(Records from a data collection)
++++++++++++++++++++

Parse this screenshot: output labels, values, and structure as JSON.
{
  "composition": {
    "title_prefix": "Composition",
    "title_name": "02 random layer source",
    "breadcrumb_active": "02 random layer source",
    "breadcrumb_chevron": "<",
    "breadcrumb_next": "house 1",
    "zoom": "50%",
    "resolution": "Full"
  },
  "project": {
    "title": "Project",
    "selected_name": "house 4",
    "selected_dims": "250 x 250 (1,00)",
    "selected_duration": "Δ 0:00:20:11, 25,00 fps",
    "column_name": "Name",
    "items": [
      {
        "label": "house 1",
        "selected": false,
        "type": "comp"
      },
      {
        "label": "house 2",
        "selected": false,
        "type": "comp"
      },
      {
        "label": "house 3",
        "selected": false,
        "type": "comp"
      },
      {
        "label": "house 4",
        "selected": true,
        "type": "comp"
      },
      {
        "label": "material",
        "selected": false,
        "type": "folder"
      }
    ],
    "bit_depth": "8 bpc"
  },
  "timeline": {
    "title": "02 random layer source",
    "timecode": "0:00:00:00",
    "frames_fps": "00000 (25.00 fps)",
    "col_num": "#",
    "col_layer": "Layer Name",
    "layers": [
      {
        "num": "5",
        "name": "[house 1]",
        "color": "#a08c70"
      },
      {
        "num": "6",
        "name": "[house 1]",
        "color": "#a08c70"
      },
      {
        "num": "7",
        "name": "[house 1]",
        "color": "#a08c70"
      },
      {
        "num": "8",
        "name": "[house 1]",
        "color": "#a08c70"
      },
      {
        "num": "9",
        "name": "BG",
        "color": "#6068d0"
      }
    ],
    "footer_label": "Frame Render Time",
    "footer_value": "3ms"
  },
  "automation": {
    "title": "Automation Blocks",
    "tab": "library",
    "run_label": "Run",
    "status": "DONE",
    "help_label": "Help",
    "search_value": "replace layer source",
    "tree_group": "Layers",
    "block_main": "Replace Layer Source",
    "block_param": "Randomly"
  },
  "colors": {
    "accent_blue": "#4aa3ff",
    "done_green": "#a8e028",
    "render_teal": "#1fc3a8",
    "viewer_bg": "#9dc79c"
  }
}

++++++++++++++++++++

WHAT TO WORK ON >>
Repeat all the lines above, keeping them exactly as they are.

ANSWER BOX >>
Parse this screenshot: output labels, values, and structure as JSON.
{
  "composition": {
    "title_prefix": "Composition",
    "title_name": "02 random layer source",
    "breadcrumb_active": "02 random layer source",
    "breadcrumb_chevron": "<",
    "breadcrumb_next": "house 1",
    "zoom": "50%",
    "resolution": "Full"
  },
  "project": {
    "title": "Project",
    "selected_name": "house 4",
    "selected_dims": "250 x 250 (1,00)",
    "selected_duration": "Δ 0:00:20:11, 25,00 fps",
    "column_name": "Name",
    "items": [
      {
        "label": "house 1",
        "selected": false,
        "type": "comp"
      },
      {
        "label": "house 2",
        "selected": false,
        "type": "comp"
      },
      {
        "label": "house 3",
        "selected": false,
        "type": "comp"
      },
      {
        "label": "house 4",
        "selected": true,
        "type": "comp"
      },
      {
        "label": "material",
        "selected": false,
        "type": "folder"
      }
    ],
    "bit_depth": "8 bpc"
  },
  "timeline": {
    "title": "02 random layer source",
    "timecode": "0:00:00:00",
    "frames_fps": "00000 (25.00 fps)",
    "col_num": "#",
    "col_layer": "Layer Name",
    "layers": [
      {
        "num": "5",
        "name": "[house 1]",
        "color": "#a08c70"
      },
      {
        "num": "6",
        "name": "[house 1]",
        "color": "#a08c70"
      },
      {
        "num": "7",
        "name": "[house 1]",
        "color": "#a08c70"
      },
      {
        "num": "8",
        "name": "[house 1]",
        "color": "#a08c70"
      },
      {
        "num": "9",
        "name": "BG",
        "color": "#6068d0"
      }
    ],
    "footer_label": "Frame Render Time",
    "footer_value": "3ms"
  },
  "automation": {
    "title": "Automation Blocks",
    "tab": "library",
    "run_label": "Run",
    "status": "DONE",
    "help_label": "Help",
    "search_value": "replace layer source",
    "tree_group": "Layers",
    "block_main": "Replace Layer Source",
    "block_param": "Randomly"
  },
  "colors": {
    "accent_blue": "#4aa3ff",
    "done_green": "#a8e028",
    "render_teal": "#1fc3a8",
    "viewer_bg": "#9dc79c"
  }
}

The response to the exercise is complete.